# Records to process
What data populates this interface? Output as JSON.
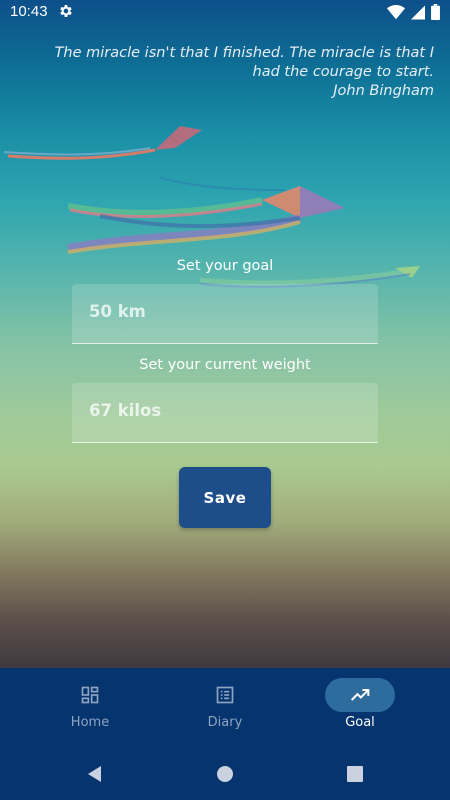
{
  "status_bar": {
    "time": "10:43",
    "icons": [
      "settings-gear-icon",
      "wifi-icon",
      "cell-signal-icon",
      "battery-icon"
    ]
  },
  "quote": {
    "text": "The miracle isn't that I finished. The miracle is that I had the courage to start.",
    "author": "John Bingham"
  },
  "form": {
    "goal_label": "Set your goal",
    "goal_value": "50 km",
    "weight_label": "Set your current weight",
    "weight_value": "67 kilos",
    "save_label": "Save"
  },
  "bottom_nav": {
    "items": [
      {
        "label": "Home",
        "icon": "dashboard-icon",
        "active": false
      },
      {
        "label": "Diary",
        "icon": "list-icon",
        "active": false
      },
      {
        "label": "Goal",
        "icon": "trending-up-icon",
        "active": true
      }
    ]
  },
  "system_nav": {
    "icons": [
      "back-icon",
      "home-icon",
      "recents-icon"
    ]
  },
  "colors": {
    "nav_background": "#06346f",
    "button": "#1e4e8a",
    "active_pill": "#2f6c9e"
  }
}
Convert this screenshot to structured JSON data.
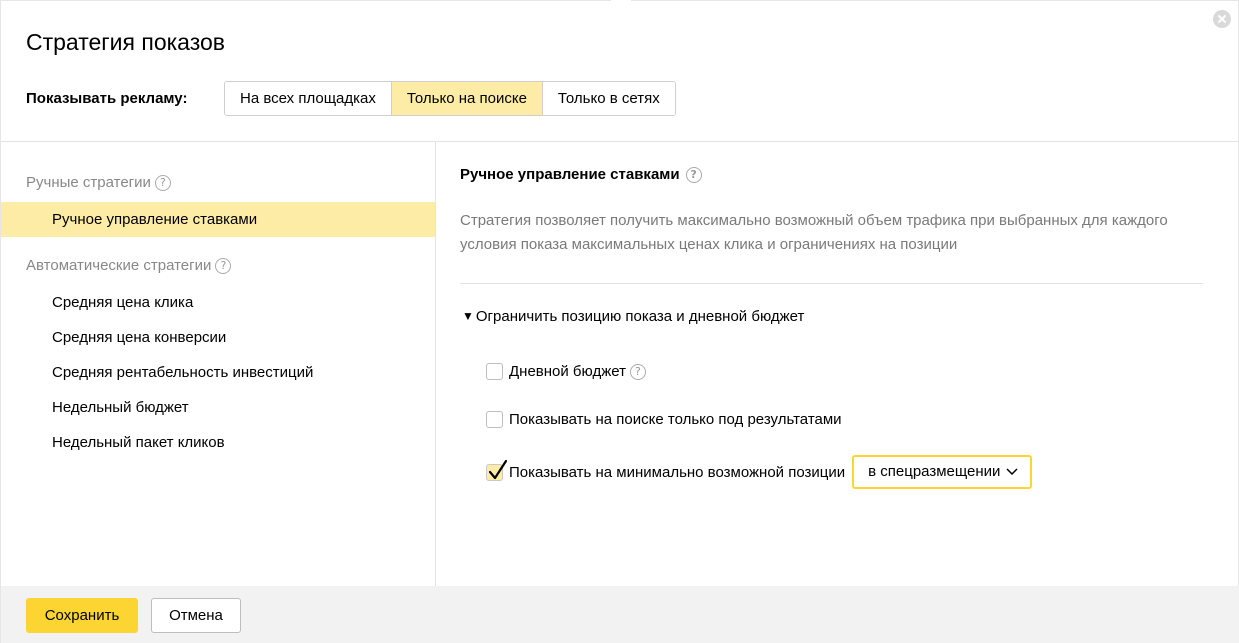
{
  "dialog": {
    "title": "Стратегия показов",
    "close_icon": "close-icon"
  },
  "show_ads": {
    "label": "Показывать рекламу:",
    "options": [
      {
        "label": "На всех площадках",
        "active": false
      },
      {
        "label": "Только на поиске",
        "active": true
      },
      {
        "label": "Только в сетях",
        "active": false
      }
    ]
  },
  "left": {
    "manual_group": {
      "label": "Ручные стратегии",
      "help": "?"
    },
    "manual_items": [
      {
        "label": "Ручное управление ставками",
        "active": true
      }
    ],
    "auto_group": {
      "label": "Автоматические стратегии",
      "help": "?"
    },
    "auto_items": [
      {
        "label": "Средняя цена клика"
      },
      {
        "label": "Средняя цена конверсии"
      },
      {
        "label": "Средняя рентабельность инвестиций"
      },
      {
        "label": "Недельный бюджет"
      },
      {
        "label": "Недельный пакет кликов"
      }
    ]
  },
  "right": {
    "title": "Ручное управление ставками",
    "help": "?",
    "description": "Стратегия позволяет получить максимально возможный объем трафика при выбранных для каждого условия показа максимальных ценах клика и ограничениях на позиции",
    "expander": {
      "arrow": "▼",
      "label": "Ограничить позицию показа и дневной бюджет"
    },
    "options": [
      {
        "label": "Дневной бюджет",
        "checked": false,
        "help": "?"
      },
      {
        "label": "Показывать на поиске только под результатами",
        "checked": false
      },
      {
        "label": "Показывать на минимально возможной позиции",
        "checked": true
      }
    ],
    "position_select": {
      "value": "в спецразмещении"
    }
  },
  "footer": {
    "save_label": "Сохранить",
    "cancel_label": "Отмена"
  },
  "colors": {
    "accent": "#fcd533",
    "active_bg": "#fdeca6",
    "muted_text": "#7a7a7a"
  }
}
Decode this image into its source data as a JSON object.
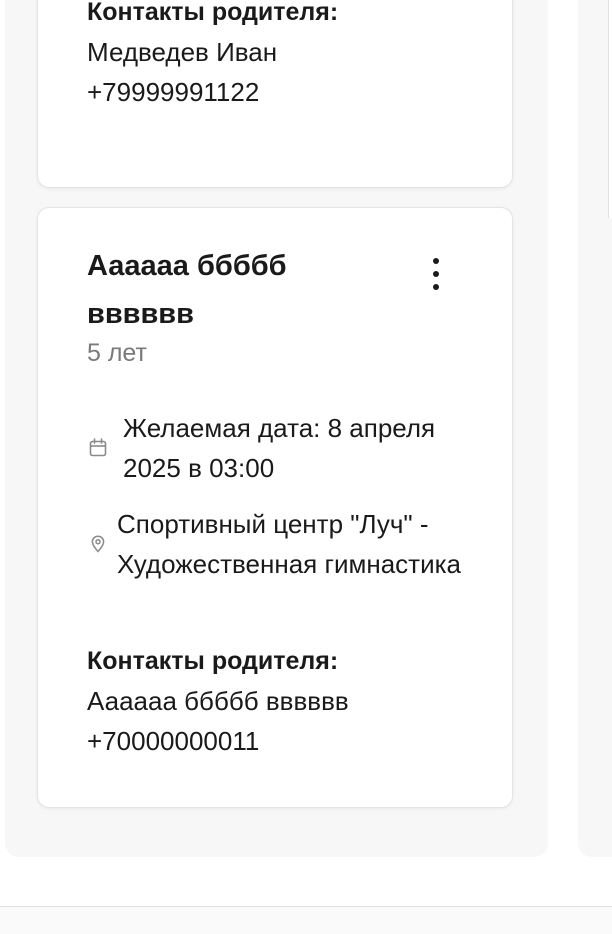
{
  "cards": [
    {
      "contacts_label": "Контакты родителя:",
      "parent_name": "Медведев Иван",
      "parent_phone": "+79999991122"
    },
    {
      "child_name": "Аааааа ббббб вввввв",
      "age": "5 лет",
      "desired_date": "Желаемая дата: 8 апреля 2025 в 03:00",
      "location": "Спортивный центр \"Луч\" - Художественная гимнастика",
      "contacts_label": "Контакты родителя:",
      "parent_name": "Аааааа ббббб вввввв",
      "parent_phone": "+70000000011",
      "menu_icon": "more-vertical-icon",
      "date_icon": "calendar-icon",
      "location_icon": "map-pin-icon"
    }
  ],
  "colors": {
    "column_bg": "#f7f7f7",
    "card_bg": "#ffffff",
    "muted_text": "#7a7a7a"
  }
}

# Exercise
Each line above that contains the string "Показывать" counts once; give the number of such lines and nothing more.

# Solution to this problem
3